Takes McKee’s Ford Mustang To First Track, State Honors
By Paul Schaefer, NASCAR
November 23, 2012 - 4:07pm

DAYTONA BEACH, Fla. — A runner-up finish in 2011 was the motivating force for J.C. Wyman and his team this season.

Wyman drove Jack and Mary Ann McKee’s Ford Mustang to this year’s NASCAR dirt Late Model track championship and NASCAR state championship at Adams County Speedway in Corning, Iowa for the first time.

A year ago in their first full season together, Wyman and the McKees showed they held a potent combination, but fell just short in their title quest. After finishing just five points behind Paul Glendenning in 2011, Wyman et al entered 2012 ready to contend again.
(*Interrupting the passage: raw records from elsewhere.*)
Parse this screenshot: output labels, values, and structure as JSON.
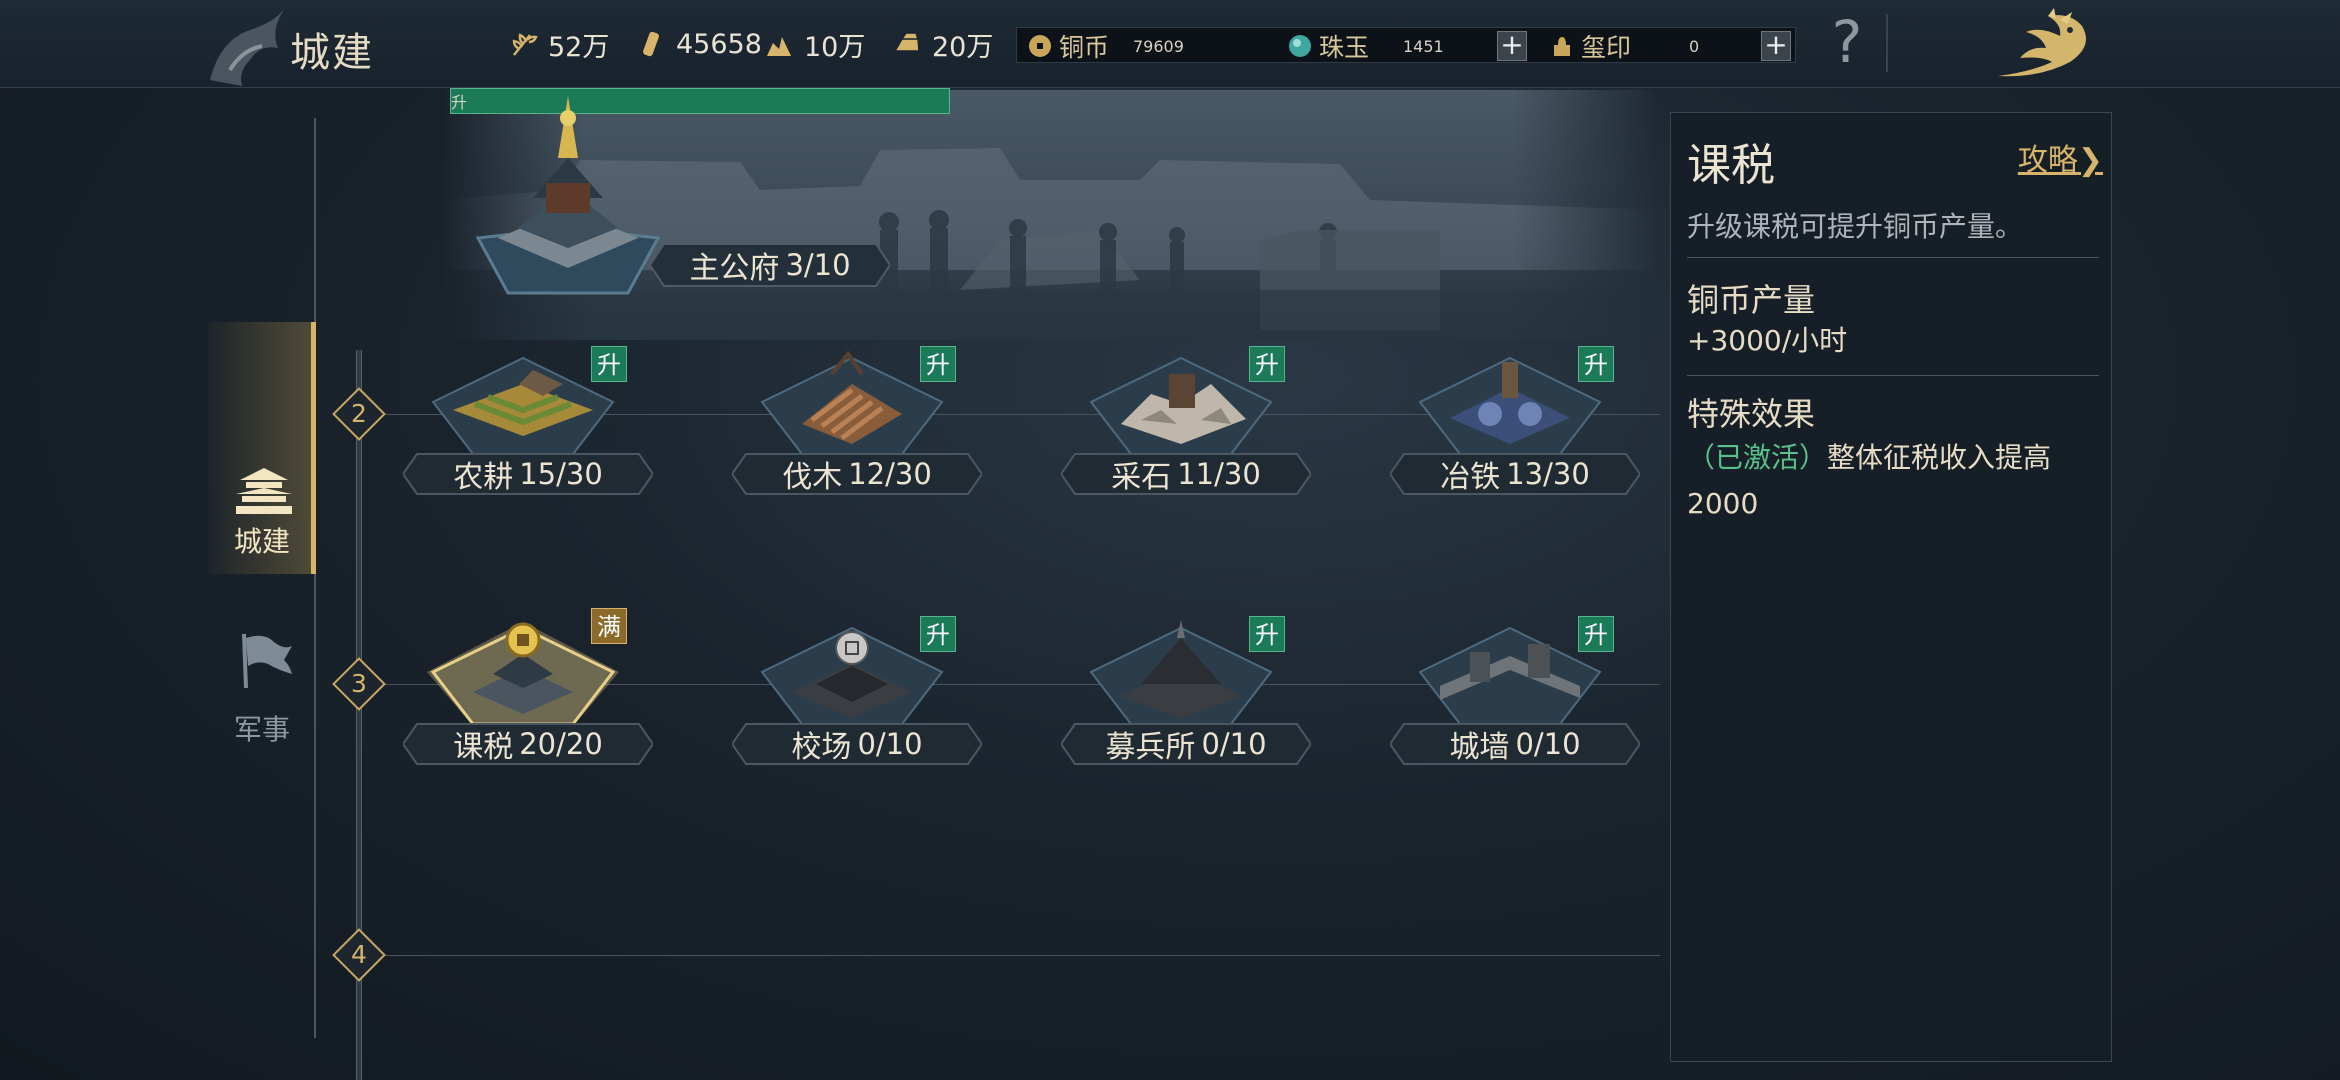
{
  "header": {
    "title": "城建",
    "resources": [
      {
        "icon": "grain-icon",
        "value": "52万"
      },
      {
        "icon": "wood-icon",
        "value": "45658"
      },
      {
        "icon": "stone-icon",
        "value": "10万"
      },
      {
        "icon": "iron-icon",
        "value": "20万"
      }
    ],
    "currencies": [
      {
        "icon": "copper-coin-icon",
        "label": "铜币",
        "value": "79609",
        "has_plus": false
      },
      {
        "icon": "jade-icon",
        "label": "珠玉",
        "value": "1451",
        "has_plus": true
      },
      {
        "icon": "seal-icon",
        "label": "玺印",
        "value": "0",
        "has_plus": true
      }
    ],
    "plus_glyph": "+",
    "help_glyph": "?"
  },
  "nav": {
    "items": [
      {
        "label": "城建",
        "icon": "city-building-icon",
        "active": true
      },
      {
        "label": "军事",
        "icon": "military-flag-icon",
        "active": false
      }
    ]
  },
  "main_building": {
    "name": "主公府",
    "level": "3/10",
    "badge": "升"
  },
  "tiers": [
    {
      "number": "2",
      "buildings": [
        {
          "name": "农耕",
          "level": "15/30",
          "badge": "升",
          "badge_type": "upgrade",
          "art": "farm"
        },
        {
          "name": "伐木",
          "level": "12/30",
          "badge": "升",
          "badge_type": "upgrade",
          "art": "lumber"
        },
        {
          "name": "采石",
          "level": "11/30",
          "badge": "升",
          "badge_type": "upgrade",
          "art": "quarry"
        },
        {
          "name": "冶铁",
          "level": "13/30",
          "badge": "升",
          "badge_type": "upgrade",
          "art": "smelt"
        }
      ]
    },
    {
      "number": "3",
      "buildings": [
        {
          "name": "课税",
          "level": "20/20",
          "badge": "满",
          "badge_type": "max",
          "art": "tax"
        },
        {
          "name": "校场",
          "level": "0/10",
          "badge": "升",
          "badge_type": "upgrade",
          "art": "training"
        },
        {
          "name": "募兵所",
          "level": "0/10",
          "badge": "升",
          "badge_type": "upgrade",
          "art": "recruit"
        },
        {
          "name": "城墙",
          "level": "0/10",
          "badge": "升",
          "badge_type": "upgrade",
          "art": "wall"
        }
      ]
    },
    {
      "number": "4",
      "buildings": []
    }
  ],
  "info_panel": {
    "title": "课税",
    "guide_label": "攻略",
    "guide_chevron": "❯",
    "description": "升级课税可提升铜币产量。",
    "production_label": "铜币产量",
    "production_value": "+3000/小时",
    "effect_label": "特殊效果",
    "effect_status": "（已激活）",
    "effect_text": "整体征税收入提高2000"
  },
  "colors": {
    "gold_accent": "#d6b56a",
    "upgrade_badge": "#1b7a57",
    "max_badge": "#8b6a2a",
    "active_status": "#58c08a"
  }
}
“It took a lot of teamwork all through each week, a good race car and good motors,” Wyman said. “As a driver, my goal was to finish in the top two or three every week, even when we were starting deep in the field. When we started near the back and winning looked impossible, I just went for a top three finish.
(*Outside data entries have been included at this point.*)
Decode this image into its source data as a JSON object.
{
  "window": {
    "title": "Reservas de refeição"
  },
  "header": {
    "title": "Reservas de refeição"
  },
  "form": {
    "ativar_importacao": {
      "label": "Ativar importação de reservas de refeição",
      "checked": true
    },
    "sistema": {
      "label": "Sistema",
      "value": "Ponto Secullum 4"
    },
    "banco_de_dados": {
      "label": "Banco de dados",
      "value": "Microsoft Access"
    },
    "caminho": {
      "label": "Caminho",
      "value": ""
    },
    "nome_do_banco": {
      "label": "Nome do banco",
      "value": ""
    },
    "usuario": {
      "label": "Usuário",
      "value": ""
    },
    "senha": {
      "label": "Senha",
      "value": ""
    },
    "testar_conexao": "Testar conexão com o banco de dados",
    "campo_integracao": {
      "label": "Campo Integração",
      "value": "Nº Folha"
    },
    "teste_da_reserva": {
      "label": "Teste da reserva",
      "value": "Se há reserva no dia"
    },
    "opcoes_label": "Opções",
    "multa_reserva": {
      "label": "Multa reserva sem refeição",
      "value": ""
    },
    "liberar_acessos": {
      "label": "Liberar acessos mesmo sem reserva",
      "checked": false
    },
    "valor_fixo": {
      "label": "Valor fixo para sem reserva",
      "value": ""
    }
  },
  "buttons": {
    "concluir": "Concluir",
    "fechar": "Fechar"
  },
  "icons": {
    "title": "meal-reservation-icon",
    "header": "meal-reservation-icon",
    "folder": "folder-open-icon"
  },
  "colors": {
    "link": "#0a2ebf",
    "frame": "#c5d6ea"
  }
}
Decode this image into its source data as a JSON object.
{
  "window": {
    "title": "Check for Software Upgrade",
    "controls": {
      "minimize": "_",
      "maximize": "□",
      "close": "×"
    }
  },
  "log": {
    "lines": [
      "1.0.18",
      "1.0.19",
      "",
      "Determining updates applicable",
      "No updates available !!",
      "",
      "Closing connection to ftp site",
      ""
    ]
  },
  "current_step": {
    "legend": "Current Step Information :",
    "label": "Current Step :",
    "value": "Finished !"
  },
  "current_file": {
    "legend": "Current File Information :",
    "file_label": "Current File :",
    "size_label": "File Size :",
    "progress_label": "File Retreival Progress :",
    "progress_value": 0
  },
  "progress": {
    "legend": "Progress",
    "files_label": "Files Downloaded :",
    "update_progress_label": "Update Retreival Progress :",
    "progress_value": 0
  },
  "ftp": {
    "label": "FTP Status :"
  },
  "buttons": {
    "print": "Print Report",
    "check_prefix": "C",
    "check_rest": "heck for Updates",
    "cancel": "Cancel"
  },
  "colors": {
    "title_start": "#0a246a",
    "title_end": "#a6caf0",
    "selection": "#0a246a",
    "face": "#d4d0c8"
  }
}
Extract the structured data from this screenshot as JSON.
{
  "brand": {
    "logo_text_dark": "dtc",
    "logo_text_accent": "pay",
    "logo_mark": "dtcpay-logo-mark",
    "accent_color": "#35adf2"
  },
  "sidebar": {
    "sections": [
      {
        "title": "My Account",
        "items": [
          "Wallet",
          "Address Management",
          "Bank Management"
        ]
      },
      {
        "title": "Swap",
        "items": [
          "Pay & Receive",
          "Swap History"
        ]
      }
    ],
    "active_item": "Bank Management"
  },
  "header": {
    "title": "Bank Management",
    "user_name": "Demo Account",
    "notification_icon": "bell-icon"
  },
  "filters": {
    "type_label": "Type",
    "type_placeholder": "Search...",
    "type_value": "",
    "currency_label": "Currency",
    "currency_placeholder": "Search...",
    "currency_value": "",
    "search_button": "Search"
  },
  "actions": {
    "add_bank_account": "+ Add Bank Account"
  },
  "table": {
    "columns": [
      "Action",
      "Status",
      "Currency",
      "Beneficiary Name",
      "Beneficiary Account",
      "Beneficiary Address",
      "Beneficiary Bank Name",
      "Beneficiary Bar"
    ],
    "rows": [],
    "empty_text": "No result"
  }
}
“My other big goals were to avoid making errors, concentrate and avoid DNFs,” Wyman said.

“When we got into the second half of this season we could see those championships were out there if we could close the deal,” he said.
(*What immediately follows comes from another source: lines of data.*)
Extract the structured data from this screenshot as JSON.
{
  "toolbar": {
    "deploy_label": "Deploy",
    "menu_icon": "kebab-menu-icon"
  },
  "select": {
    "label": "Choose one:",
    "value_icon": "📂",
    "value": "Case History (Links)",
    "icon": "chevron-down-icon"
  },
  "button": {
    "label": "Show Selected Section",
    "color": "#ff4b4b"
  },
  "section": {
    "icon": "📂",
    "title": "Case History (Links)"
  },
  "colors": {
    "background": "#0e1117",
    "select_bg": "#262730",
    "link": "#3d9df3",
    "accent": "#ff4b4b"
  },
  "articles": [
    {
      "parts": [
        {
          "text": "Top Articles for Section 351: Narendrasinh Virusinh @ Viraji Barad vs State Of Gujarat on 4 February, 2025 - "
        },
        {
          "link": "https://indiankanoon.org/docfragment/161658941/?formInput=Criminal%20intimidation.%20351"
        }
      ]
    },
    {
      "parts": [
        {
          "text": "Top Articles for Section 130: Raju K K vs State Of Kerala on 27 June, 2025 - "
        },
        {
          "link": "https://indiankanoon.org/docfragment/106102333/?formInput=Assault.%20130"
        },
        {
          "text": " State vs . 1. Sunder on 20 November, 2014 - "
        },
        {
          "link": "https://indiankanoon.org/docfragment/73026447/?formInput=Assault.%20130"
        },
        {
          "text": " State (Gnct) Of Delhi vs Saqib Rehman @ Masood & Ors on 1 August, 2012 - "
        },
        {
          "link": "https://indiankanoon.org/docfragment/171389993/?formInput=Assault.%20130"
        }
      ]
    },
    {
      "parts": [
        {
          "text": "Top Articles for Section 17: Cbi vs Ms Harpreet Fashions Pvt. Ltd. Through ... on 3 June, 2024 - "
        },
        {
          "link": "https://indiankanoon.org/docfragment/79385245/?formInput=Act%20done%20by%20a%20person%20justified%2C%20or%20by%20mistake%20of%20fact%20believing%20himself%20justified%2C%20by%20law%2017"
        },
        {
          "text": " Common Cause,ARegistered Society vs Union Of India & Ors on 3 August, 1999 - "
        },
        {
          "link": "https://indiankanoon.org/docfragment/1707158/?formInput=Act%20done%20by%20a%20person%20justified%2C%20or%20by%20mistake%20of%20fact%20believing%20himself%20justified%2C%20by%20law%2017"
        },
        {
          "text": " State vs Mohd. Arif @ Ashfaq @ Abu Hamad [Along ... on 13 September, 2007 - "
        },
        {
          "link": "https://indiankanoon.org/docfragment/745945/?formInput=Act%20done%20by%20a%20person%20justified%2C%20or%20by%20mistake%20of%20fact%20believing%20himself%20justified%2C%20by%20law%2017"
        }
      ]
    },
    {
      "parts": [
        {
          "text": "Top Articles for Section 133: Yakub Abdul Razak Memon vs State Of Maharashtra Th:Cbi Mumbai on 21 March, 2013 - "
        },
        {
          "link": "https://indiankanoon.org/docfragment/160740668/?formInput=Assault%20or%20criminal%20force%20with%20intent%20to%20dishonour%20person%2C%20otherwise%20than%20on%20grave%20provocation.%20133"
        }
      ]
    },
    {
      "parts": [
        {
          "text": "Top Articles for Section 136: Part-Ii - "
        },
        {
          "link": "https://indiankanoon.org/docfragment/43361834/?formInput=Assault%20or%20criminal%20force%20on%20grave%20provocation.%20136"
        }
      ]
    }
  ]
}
The sting of that five-point loss in 2011 kept the team focused on the goals.

On the season Wyman picked up three wins to go along with 11 top-five and 14 top-10 finishes in 16 starts. He won the track and state championships by 38 points over Jason O’Brien. Former track champions John Hampel, Glendenning, and Chris Spieker rounded out the top five in the point races. Spieker is an eight-time Adams County track champ, including a run of seven in a row from 2003 to 2009.

“I’ve watched Chris race since I was a little kid and he’s always been one of the best,” Wyman said. “I’ve seen him win numerous championships.”

Defending track champ Glendenning told Wyman he’ll enjoy the NASCAR Whelen All-American Series champions’ event coming up in early December.

“Paul said it’s a once-in-a-lifetime event and we’re excited about going to Charlotte,” Wyman said.
After a decade of being an owner-driver in the dirt Modified division, Wyman teamed of with the McKees for seven dirt Late Model races in 2010. With promising results, 2011 was their first full season together.

“The McKees are longtime family friends and their sons drove for them,” Wyatt said. “When those guys cut back on racing, I got a trial run. That was my big break.”

Wyman’s father Jim is the engine builder through his J.D. Wyman Motorsports. The Ford-powered Mustang is based on a GRT chassis. Wyman’s brother Jared is crew chief. Team members include Casey Ferrins, Kyle Kirchhoff, and Brian Behnken. Sponsors include J.D. Wyman Service, Wyman CarQuest, Kirchhoff Welding & Fabrication and 21st Century Co-Op.
Wyman will be honored for his track and state championships at the NASCAR Whelen All-American Series Awards event. The ceremonies are scheduled for Friday, Dec. 7 at the Charlotte Convention Center’s Crown Ballroom at the NASCAR Hall of Fame.

A driver’s best 18 results through Sept. 16 were counted toward their states and national point totals, and
the champions are decided on overall point total. Once a driver reaches 18 starts, their total would increase incrementally as they replace some poorer runs with better results.

Under the point structure for the NASCAR Whelen All-American Series, the race winner receives two points for every car in the event up to 20 cars. Second place receives two fewer points and so on through the field. Race winners receive an additional five points. For example, if 20 cars are in the field, the winner receives 45 points, second place 38 and third 36. If there are 15 cars, the winner receives 35 points, second 28 and third, 26.